Presented by

Christopher Orr is a senior editor and the principal film critic at The Atlantic. He has written on movies for The New Republic, LA Weekly, Salon, and The New York Sun, and has worked as an editor for numerous publications.

A New York City Minute, Frozen in Time

This wildly inventive short film takes you on a whirling, spinning tour of the Big Apple

Join the Discussion

After you comment, click Post. If you’re not already logged in you will be asked to log in or register with Disqus.

Please note that The Atlantic's account system is separate from our commenting system. To log in or register with The Atlantic, use the Sign In button at the top of every page.

blog comments powered by Disqus

Video

A New York City Minute, Frozen in Time

This short film takes you on a whirling tour of the Big Apple

Video

What Happened to the Milky Way?

Light pollution has taken away our ability to see the stars. Can we save the night sky?

Video

The Faces of #BlackLivesMatter

Scenes from a recent protest in New York City

Video

Ruth Bader Ginsburg on Life

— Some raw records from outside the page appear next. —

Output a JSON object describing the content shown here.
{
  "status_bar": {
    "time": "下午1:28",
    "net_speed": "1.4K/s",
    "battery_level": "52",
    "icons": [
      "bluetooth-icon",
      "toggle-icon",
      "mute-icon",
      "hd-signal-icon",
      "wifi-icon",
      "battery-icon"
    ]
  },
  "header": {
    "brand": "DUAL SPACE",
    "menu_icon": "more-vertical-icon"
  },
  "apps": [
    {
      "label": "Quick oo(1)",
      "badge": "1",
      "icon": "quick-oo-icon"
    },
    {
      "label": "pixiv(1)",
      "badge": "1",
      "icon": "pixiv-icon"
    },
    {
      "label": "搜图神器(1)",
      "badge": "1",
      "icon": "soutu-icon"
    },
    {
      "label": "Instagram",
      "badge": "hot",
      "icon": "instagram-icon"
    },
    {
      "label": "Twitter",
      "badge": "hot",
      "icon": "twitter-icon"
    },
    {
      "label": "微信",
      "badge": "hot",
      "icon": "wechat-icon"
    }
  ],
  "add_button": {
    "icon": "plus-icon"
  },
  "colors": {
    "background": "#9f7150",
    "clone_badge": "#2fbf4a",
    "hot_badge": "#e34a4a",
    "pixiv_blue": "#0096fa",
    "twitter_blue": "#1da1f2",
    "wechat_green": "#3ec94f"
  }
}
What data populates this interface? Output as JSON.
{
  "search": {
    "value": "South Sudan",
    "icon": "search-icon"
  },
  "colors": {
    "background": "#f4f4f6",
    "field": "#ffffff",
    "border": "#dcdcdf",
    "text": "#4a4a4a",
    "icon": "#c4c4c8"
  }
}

The Supreme Court justice talks gender equality and marriage.

Video

The Pentagon's $1.5 Trillion Mistake

The F-35 fighter jet was supposed to do everything. Instead, it can barely do anything.

More in Entertainment

Just In